While it may be tempting to go out and buy the highest R-value you can find, this is not always necessary. The R-value you need in your house depends on its geographical location. For Texas, the average R-value needed is R30 to R60.

R-Values, Lowest to Highest:

  • Loose-fill

  • Batts and rolls

  • Spray foam

How Much Should I Buy for My Attic?

The amount of attic insulation recommended for your property varies depending on a couple of factors, including:

  • Where you live: Dallas's climate typically requires a lower R-value than a house in Montana, although many homeowners choose to opt for the safe side.

  • Your house's age: If your house is more than 10-years-old, you will likely need more attic insulation.

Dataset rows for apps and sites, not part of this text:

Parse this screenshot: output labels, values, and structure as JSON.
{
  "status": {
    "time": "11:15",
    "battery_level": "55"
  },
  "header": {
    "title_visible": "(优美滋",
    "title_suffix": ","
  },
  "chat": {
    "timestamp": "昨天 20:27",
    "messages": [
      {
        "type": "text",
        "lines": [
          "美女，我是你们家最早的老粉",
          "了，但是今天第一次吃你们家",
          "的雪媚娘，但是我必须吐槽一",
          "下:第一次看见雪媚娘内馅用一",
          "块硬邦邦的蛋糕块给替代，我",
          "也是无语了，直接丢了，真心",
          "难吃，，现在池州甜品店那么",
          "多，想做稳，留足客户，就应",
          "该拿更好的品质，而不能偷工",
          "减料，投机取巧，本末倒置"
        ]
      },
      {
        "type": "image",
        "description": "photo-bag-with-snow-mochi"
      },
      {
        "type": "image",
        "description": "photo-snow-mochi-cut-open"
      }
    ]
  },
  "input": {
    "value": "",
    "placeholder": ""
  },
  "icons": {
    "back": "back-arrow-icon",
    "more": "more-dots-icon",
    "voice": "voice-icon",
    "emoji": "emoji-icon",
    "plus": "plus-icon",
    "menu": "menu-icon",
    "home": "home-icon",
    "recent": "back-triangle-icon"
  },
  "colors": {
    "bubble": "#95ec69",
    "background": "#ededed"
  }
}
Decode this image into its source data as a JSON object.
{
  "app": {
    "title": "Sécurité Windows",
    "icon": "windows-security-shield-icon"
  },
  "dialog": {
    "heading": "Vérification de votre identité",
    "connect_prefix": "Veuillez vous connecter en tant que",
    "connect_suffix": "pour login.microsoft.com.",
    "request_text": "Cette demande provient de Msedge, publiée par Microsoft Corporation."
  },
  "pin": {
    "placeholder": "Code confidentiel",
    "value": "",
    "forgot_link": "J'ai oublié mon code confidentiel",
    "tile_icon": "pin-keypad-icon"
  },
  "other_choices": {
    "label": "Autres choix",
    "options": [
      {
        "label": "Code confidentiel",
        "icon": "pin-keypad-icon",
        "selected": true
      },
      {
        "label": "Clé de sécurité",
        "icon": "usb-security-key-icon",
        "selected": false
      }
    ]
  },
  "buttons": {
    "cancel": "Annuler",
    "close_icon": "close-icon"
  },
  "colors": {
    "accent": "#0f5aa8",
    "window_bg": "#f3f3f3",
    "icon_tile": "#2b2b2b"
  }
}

  • How large the area is. Naturally, larger houses will need more attic insulation than smaller properties.

Your professional technician will be able to advise you on how much you need to purchase to ensure your Dallas home is comfortably insulated.

Need Help to Install Attic Insulation in Dallas?

If you need help to install attic insulation, then trust the experts at Mr. Handyman of Dallas. Our team of pros has years of experience completing a wide range of home improvement tasks. Each of our talented and hardworking technicians has the industry knowledge and tools required to get the job done right the first time.

In addition to our excellent workmanship, we're also known throughout Dallas and the surrounding areas for our outstanding customer service. Our team always puts the needs of our customers first. We will be transparent with you from start to finish, listening to your questions and concerns and answering them to the best of our abilities. We'll also take care to keep your property clean and tidy during the job, even wearing booties on our feet to protect your floors. Our team will ensure we clean thoroughly before leaving, so you can enjoy your new insulation in safety and comfort.

The team at Mr. Handyman of Dallas has had the honor of working with a wide range of residential and commercial clients throughout Dallas and in many nearby areas. Some of the communities we've brought our outstanding services to include: Highland Park, Las Colinas, Balch, Rose Hill and Lancaster.

To get started on installing attic insulation in Dallas or learn more about our full range of services, we invite you to give our friendly customer service representatives a call at 972-627-4518. We look forward to hearing from you and assisting with your next home improvements!